This image shows haploid (single), diploid (double), triploid (triple), and tetraploid (quadruple) sets of chromosomes. Triploid and tetraploid chromosomes are examples of polyploidy.

A monoploid has only one set of chromosomes and the term is usually only applied to cells or organisms that are normally diploid. The more general term for such organisms is haploid.

That has become polyploid in more recent history; it is not as new as a neopolyploid and not as old as a paleopolyploid. It is a middle aged polyploid. Often this refers to whole genome duplication followed by intermediate levels of diploidization.

Although the replication and transcription of DNA is highly standardized in eukaryotes, the same cannot be said for their karyotypes, which are highly variable between species in chromosome number and in detailed organization despite being constructed out of the same macromolecules. In some cases, there is even significant variation within species. This variation provides the basis for a range of studies in what might be called evolutionary cytology.

Mixoploidy is quite commonly observed in human preimplantation embryos and includes haploid/diploid as well as diploid/tetraploid mixed cell populations. It is unknown whether these embryos fail to implant and are therefore rarely detected in ongoing pregnancies or if there is simply a selective process favoring the diploid cells.

In some situations, polyploid crops are preferred because they are sterile. For example, many seedless fruit varieties are seedless as a result of polyploidy. Such crops are propagated using asexual techniques, such as grafting.

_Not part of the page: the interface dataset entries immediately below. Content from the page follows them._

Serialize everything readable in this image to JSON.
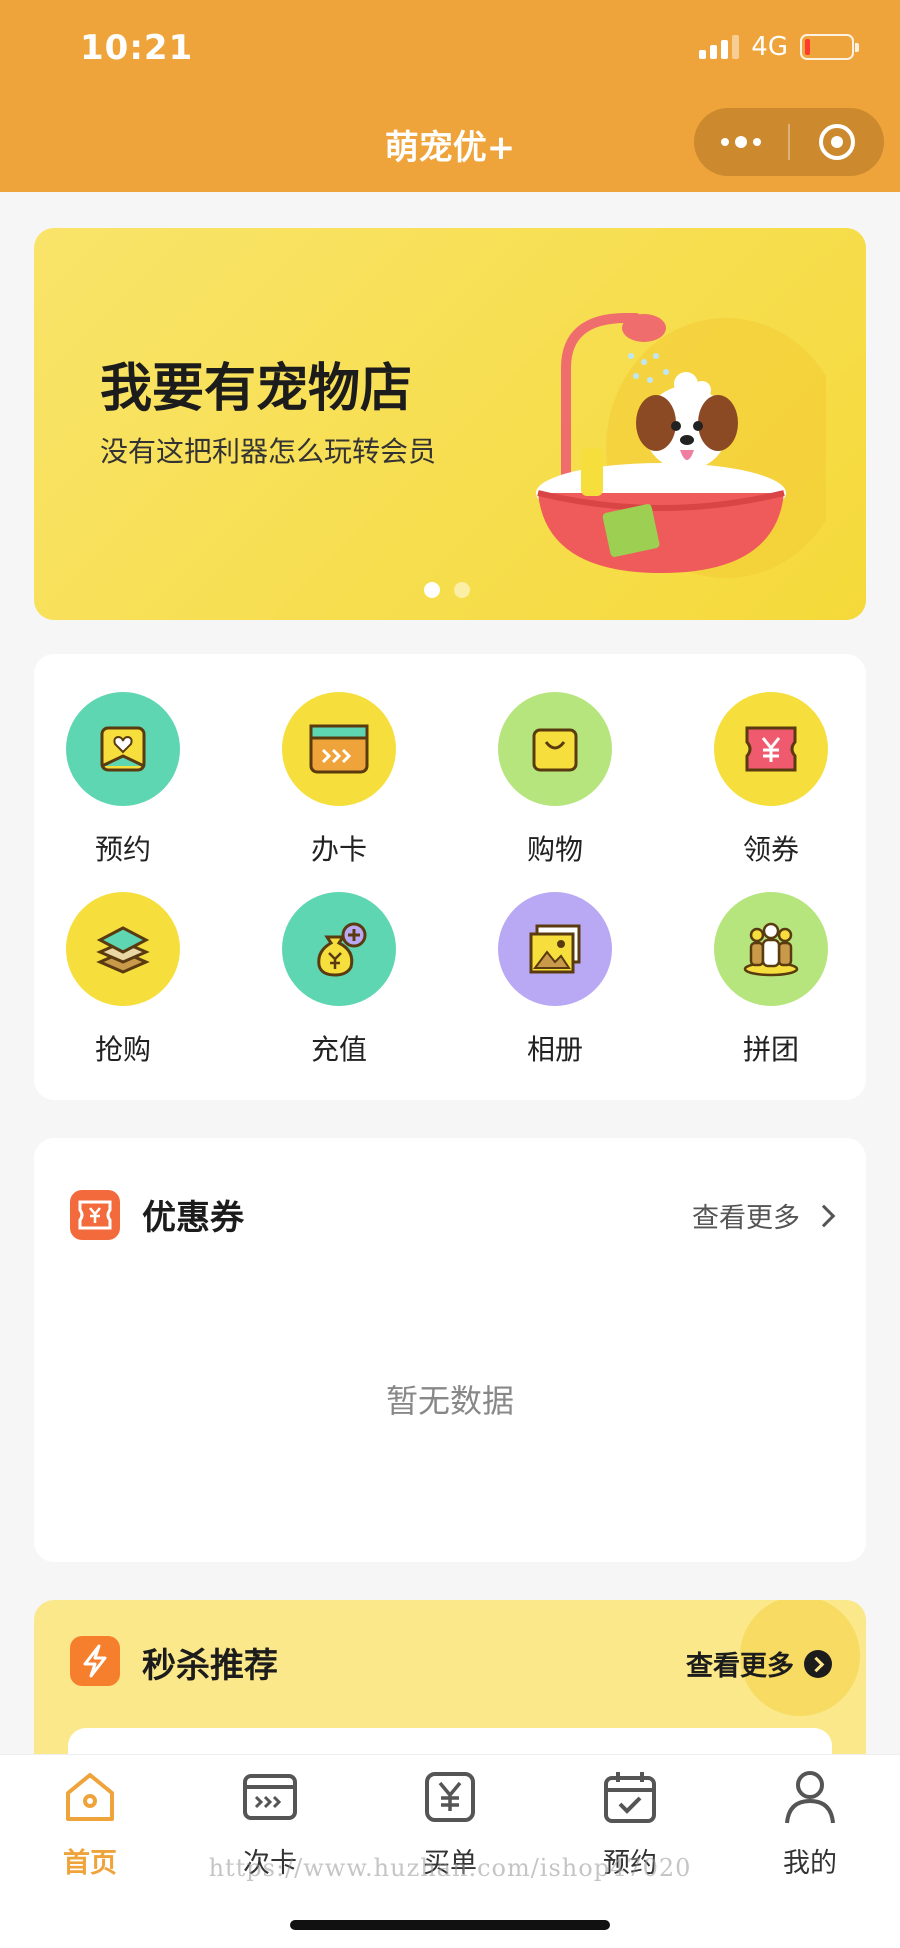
{
  "status_bar": {
    "time": "10:21",
    "network": "4G"
  },
  "nav": {
    "title": "萌宠优+"
  },
  "banner": {
    "title": "我要有宠物店",
    "subtitle": "没有这把利器怎么玩转会员",
    "slide_count": 2,
    "active_slide": 1
  },
  "grid": {
    "items": [
      {
        "label": "预约",
        "icon": "calendar-heart-icon",
        "color": "#5fd6b2"
      },
      {
        "label": "办卡",
        "icon": "card-icon",
        "color": "#f6df3c"
      },
      {
        "label": "购物",
        "icon": "shopping-bag-icon",
        "color": "#b6e57e"
      },
      {
        "label": "领券",
        "icon": "coupon-yen-icon",
        "color": "#f6df3c"
      },
      {
        "label": "抢购",
        "icon": "layers-icon",
        "color": "#f6df3c"
      },
      {
        "label": "充值",
        "icon": "money-bag-icon",
        "color": "#5fd6b2"
      },
      {
        "label": "相册",
        "icon": "photo-album-icon",
        "color": "#b9a8f3"
      },
      {
        "label": "拼团",
        "icon": "group-icon",
        "color": "#b6e57e"
      }
    ]
  },
  "coupons": {
    "title": "优惠券",
    "more": "查看更多",
    "empty_text": "暂无数据"
  },
  "flash_sale": {
    "title": "秒杀推荐",
    "more": "查看更多"
  },
  "tabbar": {
    "items": [
      {
        "label": "首页",
        "icon": "home-icon",
        "active": true
      },
      {
        "label": "次卡",
        "icon": "card-icon",
        "active": false
      },
      {
        "label": "买单",
        "icon": "yen-bill-icon",
        "active": false
      },
      {
        "label": "预约",
        "icon": "calendar-check-icon",
        "active": false
      },
      {
        "label": "我的",
        "icon": "user-icon",
        "active": false
      }
    ]
  },
  "watermark": "https://www.huzhan.com/ishop47020",
  "colors": {
    "brand": "#efa43b",
    "banner": "#f5d93a",
    "coupon_icon": "#f36b3c",
    "flash_bg": "#fbe88a"
  }
}
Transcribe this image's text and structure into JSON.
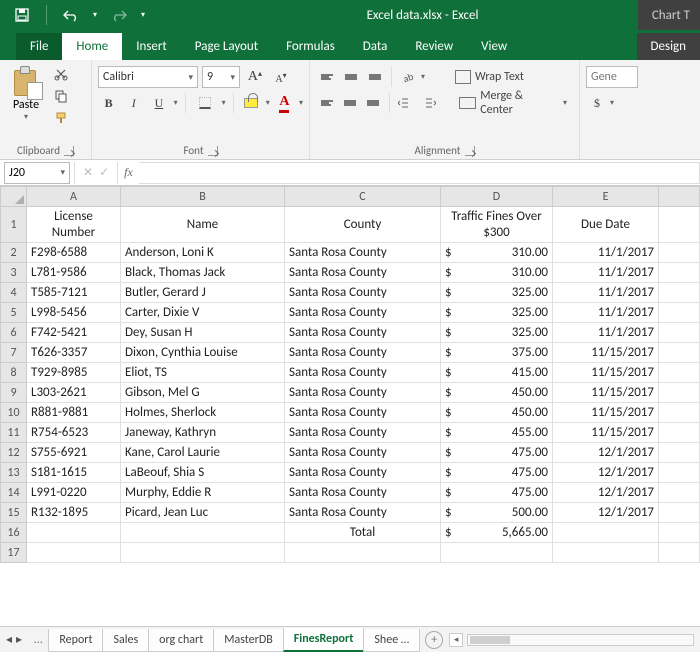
{
  "titlebar": {
    "title": "Excel data.xlsx - Excel",
    "chart_tools": "Chart T"
  },
  "tabs": {
    "file": "File",
    "home": "Home",
    "insert": "Insert",
    "pagelayout": "Page Layout",
    "formulas": "Formulas",
    "data": "Data",
    "review": "Review",
    "view": "View",
    "design": "Design"
  },
  "ribbon": {
    "paste_label": "Paste",
    "clipboard_label": "Clipboard",
    "font_name": "Calibri",
    "font_size": "9",
    "font_label": "Font",
    "wrap_label": "Wrap Text",
    "merge_label": "Merge & Center",
    "alignment_label": "Alignment",
    "number_format": "Gene",
    "dollar": "$"
  },
  "formula_bar": {
    "name_box": "J20",
    "fx": "fx",
    "value": ""
  },
  "columns": [
    "A",
    "B",
    "C",
    "D",
    "E"
  ],
  "headers": {
    "a": "License Number",
    "b": "Name",
    "c": "County",
    "d": "Traffic Fines Over $300",
    "e": "Due Date"
  },
  "rows": [
    {
      "lic": "F298-6588",
      "name": "Anderson, Loni K",
      "county": "Santa Rosa County",
      "fine": "310.00",
      "due": "11/1/2017"
    },
    {
      "lic": "L781-9586",
      "name": "Black, Thomas Jack",
      "county": "Santa Rosa County",
      "fine": "310.00",
      "due": "11/1/2017"
    },
    {
      "lic": "T585-7121",
      "name": "Butler, Gerard J",
      "county": "Santa Rosa County",
      "fine": "325.00",
      "due": "11/1/2017"
    },
    {
      "lic": "L998-5456",
      "name": "Carter, Dixie V",
      "county": "Santa Rosa County",
      "fine": "325.00",
      "due": "11/1/2017"
    },
    {
      "lic": "F742-5421",
      "name": "Dey, Susan H",
      "county": "Santa Rosa County",
      "fine": "325.00",
      "due": "11/1/2017"
    },
    {
      "lic": "T626-3357",
      "name": "Dixon, Cynthia Louise",
      "county": "Santa Rosa County",
      "fine": "375.00",
      "due": "11/15/2017"
    },
    {
      "lic": "T929-8985",
      "name": "Eliot, TS",
      "county": "Santa Rosa County",
      "fine": "415.00",
      "due": "11/15/2017"
    },
    {
      "lic": "L303-2621",
      "name": "Gibson, Mel G",
      "county": "Santa Rosa County",
      "fine": "450.00",
      "due": "11/15/2017"
    },
    {
      "lic": "R881-9881",
      "name": "Holmes, Sherlock",
      "county": "Santa Rosa County",
      "fine": "450.00",
      "due": "11/15/2017"
    },
    {
      "lic": "R754-6523",
      "name": "Janeway, Kathryn",
      "county": "Santa Rosa County",
      "fine": "455.00",
      "due": "11/15/2017"
    },
    {
      "lic": "S755-6921",
      "name": "Kane, Carol Laurie",
      "county": "Santa Rosa County",
      "fine": "475.00",
      "due": "12/1/2017"
    },
    {
      "lic": "S181-1615",
      "name": "LaBeouf, Shia S",
      "county": "Santa Rosa County",
      "fine": "475.00",
      "due": "12/1/2017"
    },
    {
      "lic": "L991-0220",
      "name": "Murphy, Eddie R",
      "county": "Santa Rosa County",
      "fine": "475.00",
      "due": "12/1/2017"
    },
    {
      "lic": "R132-1895",
      "name": "Picard, Jean Luc",
      "county": "Santa Rosa County",
      "fine": "500.00",
      "due": "12/1/2017"
    }
  ],
  "total": {
    "label": "Total",
    "value": "5,665.00",
    "currency": "$"
  },
  "sheets": {
    "items": [
      "Report",
      "Sales",
      "org chart",
      "MasterDB",
      "FinesReport",
      "Shee …"
    ],
    "active_index": 4,
    "ellipsis": "…"
  }
}
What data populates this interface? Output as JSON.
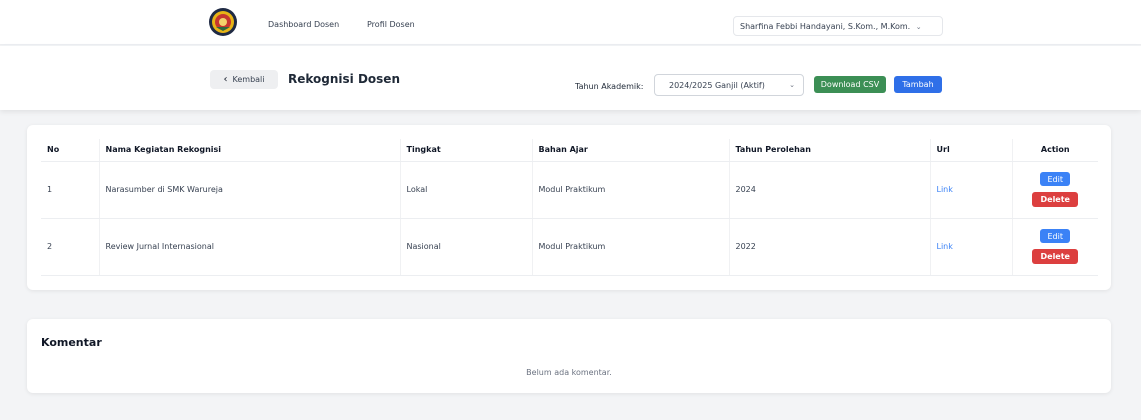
{
  "nav": {
    "dashboard": "Dashboard Dosen",
    "profil": "Profil Dosen",
    "user": "Sharfina Febbi Handayani, S.Kom., M.Kom."
  },
  "header": {
    "back": "Kembali",
    "title": "Rekognisi Dosen",
    "tahun_label": "Tahun Akademik:",
    "tahun_value": "2024/2025 Ganjil (Aktif)",
    "download_csv": "Download CSV",
    "tambah": "Tambah"
  },
  "table": {
    "columns": [
      "No",
      "Nama Kegiatan Rekognisi",
      "Tingkat",
      "Bahan Ajar",
      "Tahun Perolehan",
      "Url",
      "Action"
    ],
    "rows": [
      {
        "no": "1",
        "nama": "Narasumber di SMK Warureja",
        "tingkat": "Lokal",
        "bahan": "Modul Praktikum",
        "tahun": "2024",
        "url": "Link"
      },
      {
        "no": "2",
        "nama": "Review Jurnal Internasional",
        "tingkat": "Nasional",
        "bahan": "Modul Praktikum",
        "tahun": "2022",
        "url": "Link"
      }
    ],
    "edit": "Edit",
    "delete": "Delete"
  },
  "komentar": {
    "title": "Komentar",
    "empty": "Belum ada komentar."
  },
  "colors": {
    "csv": "#3c8f55",
    "primary": "#2f6fe8",
    "edit": "#3b82f6",
    "delete": "#dc3f3f",
    "link": "#3b82f6"
  }
}
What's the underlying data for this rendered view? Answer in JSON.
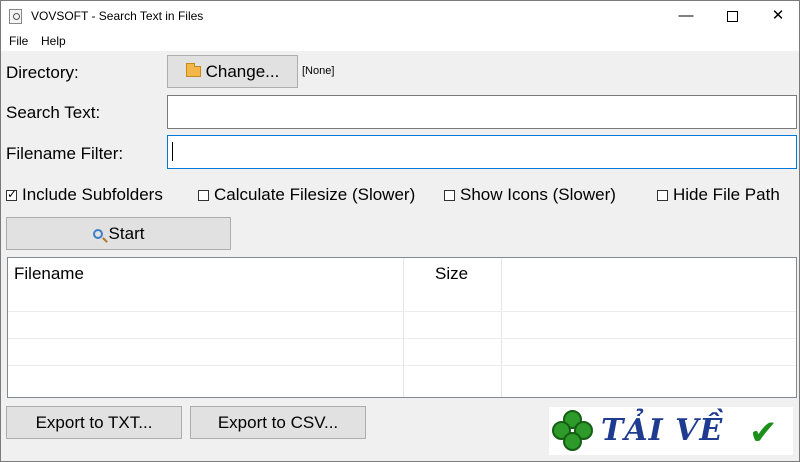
{
  "window": {
    "title": "VOVSOFT - Search Text in Files"
  },
  "title_buttons": {
    "minimize": "—",
    "close": "✕"
  },
  "menu": {
    "file": "File",
    "help": "Help"
  },
  "directory": {
    "label": "Directory:",
    "change_button": "Change...",
    "value": "[None]"
  },
  "search_text": {
    "label": "Search Text:",
    "value": ""
  },
  "filename_filter": {
    "label": "Filename Filter:",
    "value": ""
  },
  "options": {
    "include_subfolders": {
      "label": "Include Subfolders",
      "checked": true
    },
    "calculate_filesize": {
      "label": "Calculate Filesize (Slower)",
      "checked": false
    },
    "show_icons": {
      "label": "Show Icons (Slower)",
      "checked": false
    },
    "hide_file_path": {
      "label": "Hide File Path",
      "checked": false
    }
  },
  "start_button": "Start",
  "results": {
    "columns": [
      "Filename",
      "Size"
    ],
    "rows": []
  },
  "export": {
    "txt": "Export to TXT...",
    "csv": "Export to CSV..."
  },
  "watermark": {
    "text": "TẢI VỀ"
  },
  "icons": [
    "app-icon",
    "folder-icon",
    "search-icon",
    "clover-icon",
    "checkmark-icon"
  ]
}
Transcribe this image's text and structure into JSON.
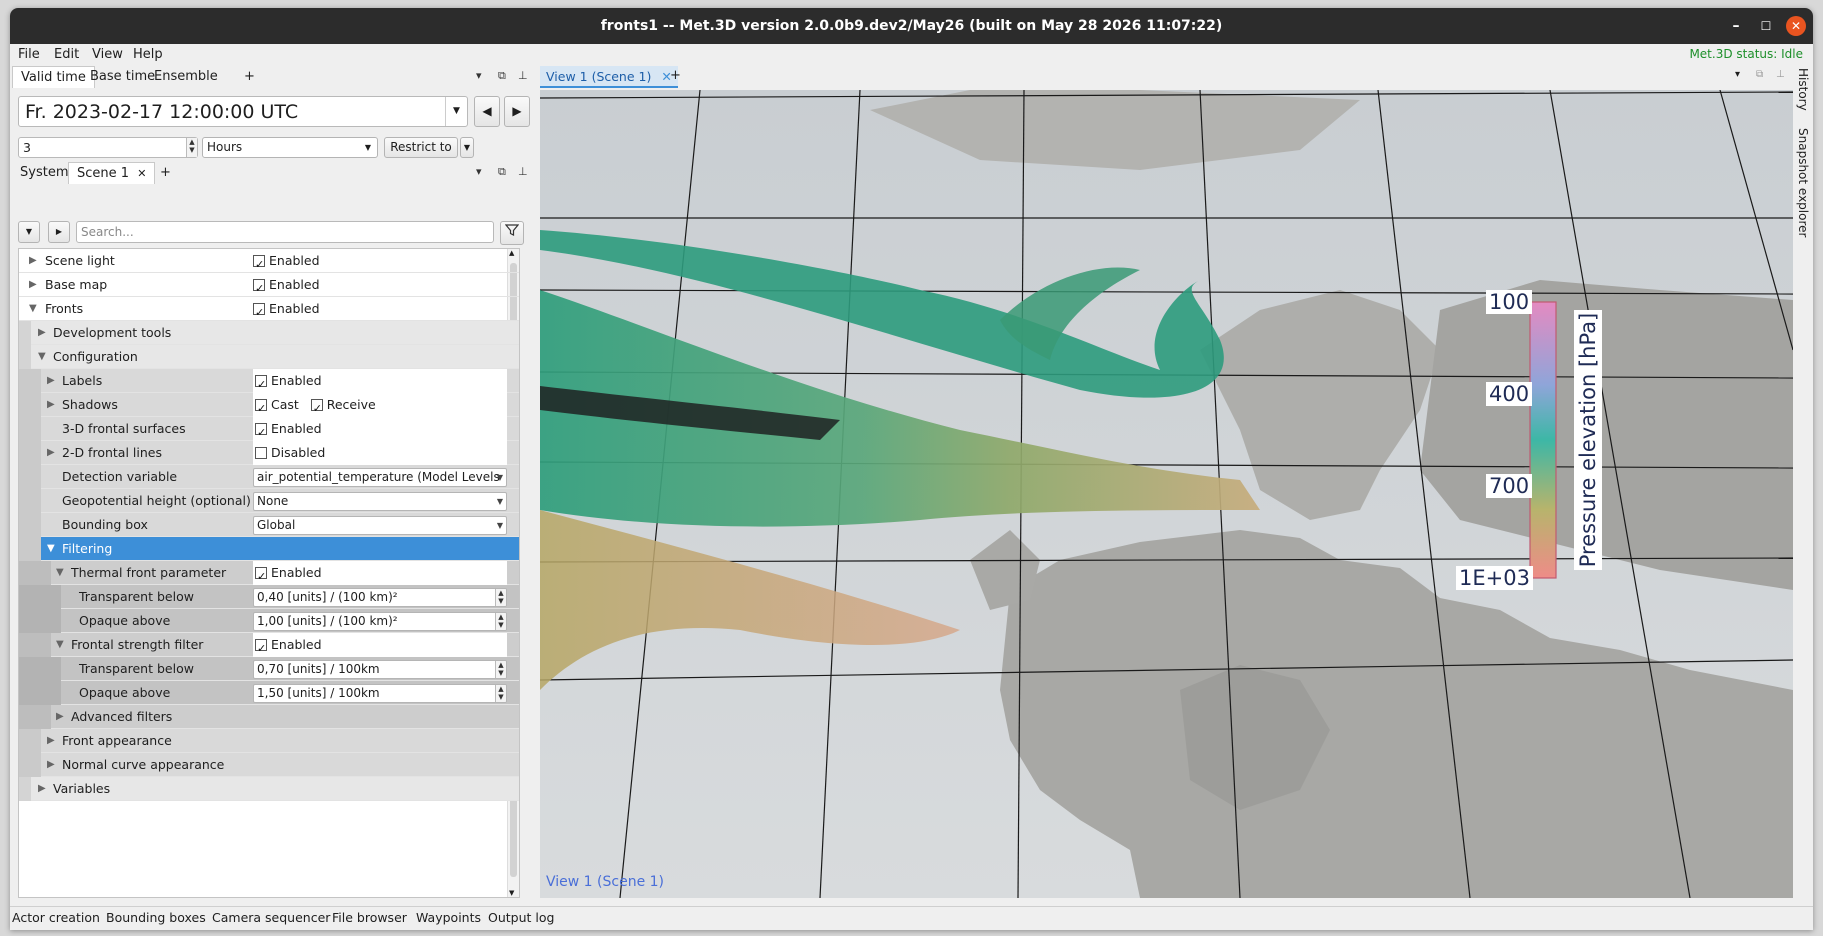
{
  "window": {
    "title": "fronts1 -- Met.3D version 2.0.0b9.dev2/May26 (built on May 28 2026 11:07:22)"
  },
  "menu": [
    "File",
    "Edit",
    "View",
    "Help"
  ],
  "status": "Met.3D status: Idle",
  "time_tabs": [
    "Valid time",
    "Base time",
    "Ensemble",
    "+"
  ],
  "time": {
    "datetime": "Fr. 2023-02-17 12:00:00 UTC",
    "step_value": "3",
    "step_unit": "Hours",
    "restrict_label": "Restrict to"
  },
  "scene_tabs": {
    "system": "System",
    "scene": "Scene 1",
    "plus": "+"
  },
  "search": {
    "placeholder": "Search..."
  },
  "tree": {
    "scene_light": {
      "label": "Scene light",
      "value": "Enabled"
    },
    "base_map": {
      "label": "Base map",
      "value": "Enabled"
    },
    "fronts": {
      "label": "Fronts",
      "value": "Enabled"
    },
    "dev_tools": {
      "label": "Development tools"
    },
    "configuration": {
      "label": "Configuration"
    },
    "labels": {
      "label": "Labels",
      "value": "Enabled"
    },
    "shadows": {
      "label": "Shadows",
      "cast": "Cast",
      "receive": "Receive"
    },
    "surfaces3d": {
      "label": "3-D frontal surfaces",
      "value": "Enabled"
    },
    "lines2d": {
      "label": "2-D frontal lines",
      "value": "Disabled"
    },
    "detection": {
      "label": "Detection variable",
      "value": "air_potential_temperature (Model Levels"
    },
    "geopotential": {
      "label": "Geopotential height (optional)",
      "value": "None"
    },
    "bbox": {
      "label": "Bounding box",
      "value": "Global"
    },
    "filtering": {
      "label": "Filtering"
    },
    "thermal": {
      "label": "Thermal front parameter",
      "value": "Enabled"
    },
    "thermal_transparent": {
      "label": "Transparent below",
      "value": "0,40 [units] / (100 km)²"
    },
    "thermal_opaque": {
      "label": "Opaque above",
      "value": "1,00 [units] / (100 km)²"
    },
    "strength": {
      "label": "Frontal strength filter",
      "value": "Enabled"
    },
    "strength_transparent": {
      "label": "Transparent below",
      "value": "0,70 [units] / 100km"
    },
    "strength_opaque": {
      "label": "Opaque above",
      "value": "1,50 [units] / 100km"
    },
    "advanced": {
      "label": "Advanced filters"
    },
    "appearance": {
      "label": "Front appearance"
    },
    "normal_curve": {
      "label": "Normal curve appearance"
    },
    "variables": {
      "label": "Variables"
    }
  },
  "view": {
    "tab": "View 1 (Scene 1)",
    "plus": "+",
    "overlay_label": "View 1 (Scene 1)",
    "colorbar": {
      "title": "Pressure elevation [hPa]",
      "ticks": [
        "100",
        "400",
        "700",
        "1E+03"
      ]
    }
  },
  "right_tabs": [
    "History",
    "Snapshot explorer"
  ],
  "bottom_tabs": [
    "Actor creation",
    "Bounding boxes",
    "Camera sequencer",
    "File browser",
    "Waypoints",
    "Output log"
  ],
  "colors": {
    "accent": "#3d8fd8",
    "status": "#1d8f2a",
    "close": "#e95420"
  }
}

Polyploidy in crop plants is most commonly induced by treating seeds with the chemical colchicine.